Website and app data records
________________________

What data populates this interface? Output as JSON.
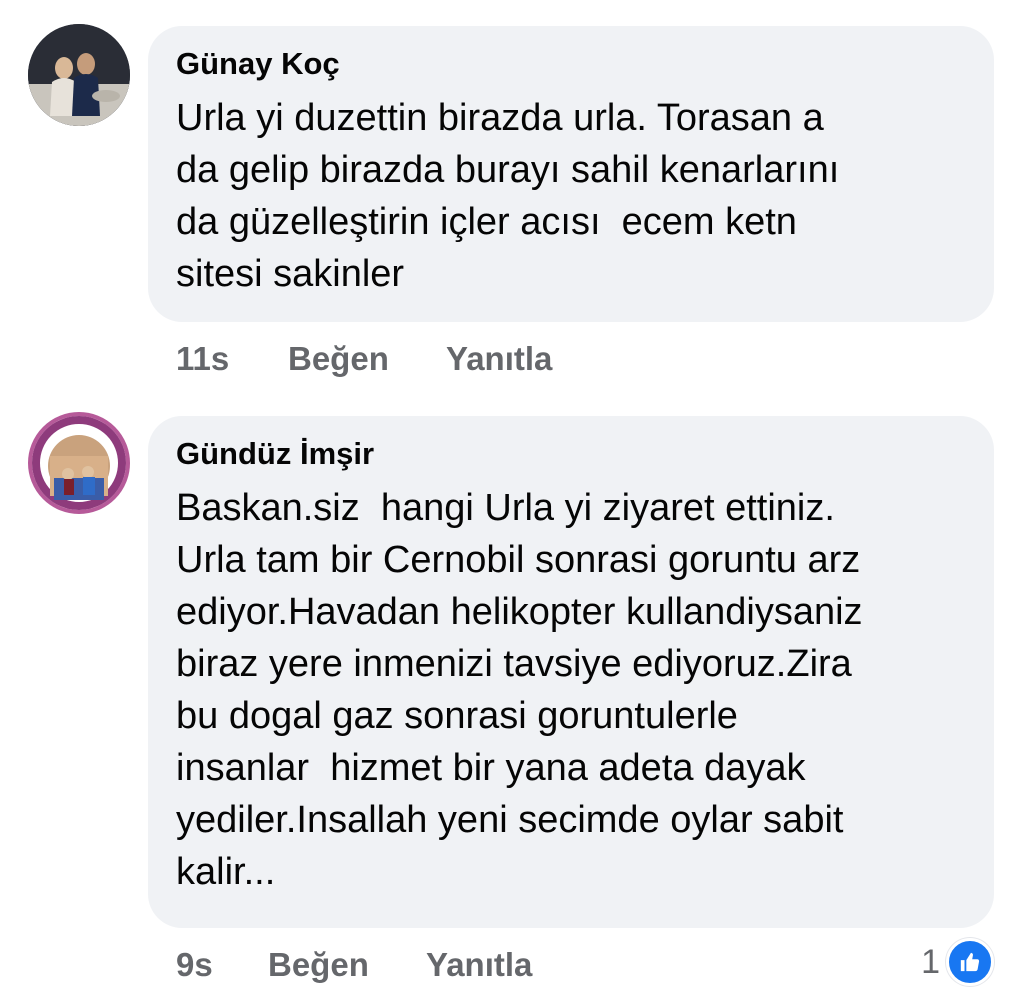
{
  "comments": [
    {
      "author": "Günay Koç",
      "text": "Urla yi duzettin birazda urla. Torasan a\nda gelip birazda burayı sahil kenarlarını\nda güzelleştirin içler acısı  ecem ketn\nsitesi sakinler",
      "time": "11s",
      "like_label": "Beğen",
      "reply_label": "Yanıtla"
    },
    {
      "author": "Gündüz İmşir",
      "text": "Baskan.siz  hangi Urla yi ziyaret ettiniz.\nUrla tam bir Cernobil sonrasi goruntu arz\nediyor.Havadan helikopter kullandiysaniz\nbiraz yere inmenizi tavsiye ediyoruz.Zira\nbu dogal gaz sonrasi goruntulerle\ninsanlar  hizmet bir yana adeta dayak\nyediler.Insallah yeni secimde oylar sabit\nkalir...",
      "time": "9s",
      "like_label": "Beğen",
      "reply_label": "Yanıtla",
      "reaction_count": "1",
      "reaction_icon": "like-icon"
    }
  ],
  "colors": {
    "bubble": "#f0f2f5",
    "meta": "#65676b",
    "like_blue": "#1877f2"
  }
}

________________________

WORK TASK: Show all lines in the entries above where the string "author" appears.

OUTPUT OF THE TASK:
      "author": "Günay Koç",
      "author": "Gündüz İmşir",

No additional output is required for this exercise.